So…. I pondered my options. The guitar is not rare, special or emotionally significant to me so pouring half its value (in good shape) again in to it seemed a little silly. I could play it as it was and hope that the top coat would not separate more. Or, I could have some fun and refinish it myself. Lots of research on line made that an increasingly interesting option. So…..here we go.
What happened, I was told, is that in the early 2000’s Martin, and other major manufacturers, started going away from lacquer as the main product to finish the instruments. Increasingly there were water based finishes, and finishes that had two parts and interesting chemical reactions. We all know the reasons, work place safety and environmental considerations alongside economic reasons being the major players. Some of these newfangled materials didn’t play nice, or needed different processes. It was a process of trial and error. My separating top coat being an error, soon thereafter remedied.
So, it had to come off. Chemicals are a no-no as they would attack the plastic binding. So, after “clearing the deck” sanding and scraping it was to be. There is an argument for removing the neck, but one of the Luthiers I consulted said that with a little care I could probably work around it especially with the finish color I was contemplating, more on that later. Not so with the bridge and pickguard. Pickguard was easy. Youtube yielded hours of video on bridge removal. They all had one thing in common: Heat. There’s really nice heat pads in the shape of the bridge $$…..or you can use an iron. One advantage I did have is that damaging the finish was not a problem as it was coming off anyways. In the end I settled on the iron. So, strings, saddle, pins and pickguard off. Measured the distance from the outside nut to the center of the saddle at 25-5/8″. (Of course after thinking about that for a while….. I got 6 holes in the top that will line up with the bridge… DOH!) Cardboard heat shield although, again, I’m not too worried about the finish at this point, and an aluminum foil heat distribution layer and to protect the bridge. Don’t want to booger that up.

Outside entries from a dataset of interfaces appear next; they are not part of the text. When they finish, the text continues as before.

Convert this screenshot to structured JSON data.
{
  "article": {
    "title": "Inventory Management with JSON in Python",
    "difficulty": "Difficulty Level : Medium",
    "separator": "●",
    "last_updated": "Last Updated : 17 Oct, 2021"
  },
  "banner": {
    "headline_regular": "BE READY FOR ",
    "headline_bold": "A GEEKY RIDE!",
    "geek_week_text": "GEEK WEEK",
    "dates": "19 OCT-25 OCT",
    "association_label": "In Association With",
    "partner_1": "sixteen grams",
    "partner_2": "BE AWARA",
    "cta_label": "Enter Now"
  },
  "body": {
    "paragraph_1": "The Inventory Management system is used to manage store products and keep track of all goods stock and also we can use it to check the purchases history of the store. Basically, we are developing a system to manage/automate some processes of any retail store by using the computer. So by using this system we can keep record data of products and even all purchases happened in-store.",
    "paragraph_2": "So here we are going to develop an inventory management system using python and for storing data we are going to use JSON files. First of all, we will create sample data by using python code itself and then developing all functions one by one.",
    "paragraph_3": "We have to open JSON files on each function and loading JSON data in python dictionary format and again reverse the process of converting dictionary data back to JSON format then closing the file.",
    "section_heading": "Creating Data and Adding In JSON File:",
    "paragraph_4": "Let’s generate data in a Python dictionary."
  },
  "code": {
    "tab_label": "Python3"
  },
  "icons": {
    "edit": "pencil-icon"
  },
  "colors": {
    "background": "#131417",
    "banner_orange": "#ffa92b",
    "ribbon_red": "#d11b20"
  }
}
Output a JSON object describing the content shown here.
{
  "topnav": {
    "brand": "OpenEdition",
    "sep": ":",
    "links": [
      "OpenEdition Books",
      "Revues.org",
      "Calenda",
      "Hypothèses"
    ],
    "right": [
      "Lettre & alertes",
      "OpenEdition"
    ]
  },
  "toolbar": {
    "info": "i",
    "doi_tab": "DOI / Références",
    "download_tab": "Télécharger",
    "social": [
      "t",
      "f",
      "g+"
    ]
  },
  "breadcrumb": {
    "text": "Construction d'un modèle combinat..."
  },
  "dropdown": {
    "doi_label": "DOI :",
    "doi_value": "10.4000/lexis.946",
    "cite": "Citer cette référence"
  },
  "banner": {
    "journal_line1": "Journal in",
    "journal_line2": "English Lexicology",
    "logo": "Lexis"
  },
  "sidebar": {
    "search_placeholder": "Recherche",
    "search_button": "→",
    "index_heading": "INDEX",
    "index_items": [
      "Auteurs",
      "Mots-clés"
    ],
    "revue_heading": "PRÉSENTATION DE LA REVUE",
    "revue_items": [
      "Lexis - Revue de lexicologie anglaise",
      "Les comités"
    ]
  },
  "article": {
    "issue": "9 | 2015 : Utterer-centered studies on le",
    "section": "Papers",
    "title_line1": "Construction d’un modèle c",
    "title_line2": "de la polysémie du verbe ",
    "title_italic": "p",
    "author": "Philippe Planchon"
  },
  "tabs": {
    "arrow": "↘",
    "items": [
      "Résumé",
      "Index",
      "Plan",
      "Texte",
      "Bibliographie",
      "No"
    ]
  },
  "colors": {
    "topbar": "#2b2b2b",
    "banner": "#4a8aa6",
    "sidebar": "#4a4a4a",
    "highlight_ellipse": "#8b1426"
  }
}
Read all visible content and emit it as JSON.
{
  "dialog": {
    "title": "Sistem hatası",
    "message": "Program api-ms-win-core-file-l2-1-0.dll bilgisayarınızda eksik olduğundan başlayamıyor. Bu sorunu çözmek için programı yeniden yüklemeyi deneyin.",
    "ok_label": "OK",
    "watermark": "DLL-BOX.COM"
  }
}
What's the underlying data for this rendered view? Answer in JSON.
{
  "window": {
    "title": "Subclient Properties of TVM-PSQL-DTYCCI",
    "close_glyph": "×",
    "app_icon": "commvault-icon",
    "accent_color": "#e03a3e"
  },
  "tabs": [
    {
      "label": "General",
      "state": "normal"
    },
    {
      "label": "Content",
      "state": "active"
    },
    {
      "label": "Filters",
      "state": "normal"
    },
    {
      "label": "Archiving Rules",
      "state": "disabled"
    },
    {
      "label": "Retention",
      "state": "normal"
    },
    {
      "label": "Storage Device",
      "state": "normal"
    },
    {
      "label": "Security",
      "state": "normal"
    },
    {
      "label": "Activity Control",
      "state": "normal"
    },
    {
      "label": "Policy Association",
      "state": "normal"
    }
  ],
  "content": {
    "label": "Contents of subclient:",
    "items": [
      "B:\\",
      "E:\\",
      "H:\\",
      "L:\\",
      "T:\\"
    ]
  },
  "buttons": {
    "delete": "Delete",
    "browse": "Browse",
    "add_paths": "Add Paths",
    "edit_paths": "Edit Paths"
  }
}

It was heating time, I was looking for 150ºF-ish for starters. In the end I kicked that up a notch, guess is 180ºF, until I felt the putty knife starting to cut through the glue.
So, a lot of wiggling with a thin putty knife and a steel ruler under there, and eventually “pop goes the weasel”. Of it came, nice and in one piece, minimal damage to the materials. I did do a number on the finish around it, but again, I’m stripping it anyways so no big deal. If and when I have to remove a bridge from a top I am NOT refinishing I will have to be a lot more carful, like the guys in the videos. 🙂
Now to scraping and sanding. I like razors, SHARP razors. So a box of 100 please. And sand paper…..
And off to Muppet Labs it went…. sanding worked better than scraping. 150-220-320
And a wipe down with mineral spirits…. looking good. I believe that the problem finish is GONE. Note that even after sanding the pick guard is still very visible. So, I think we’re going to have to put one back on there……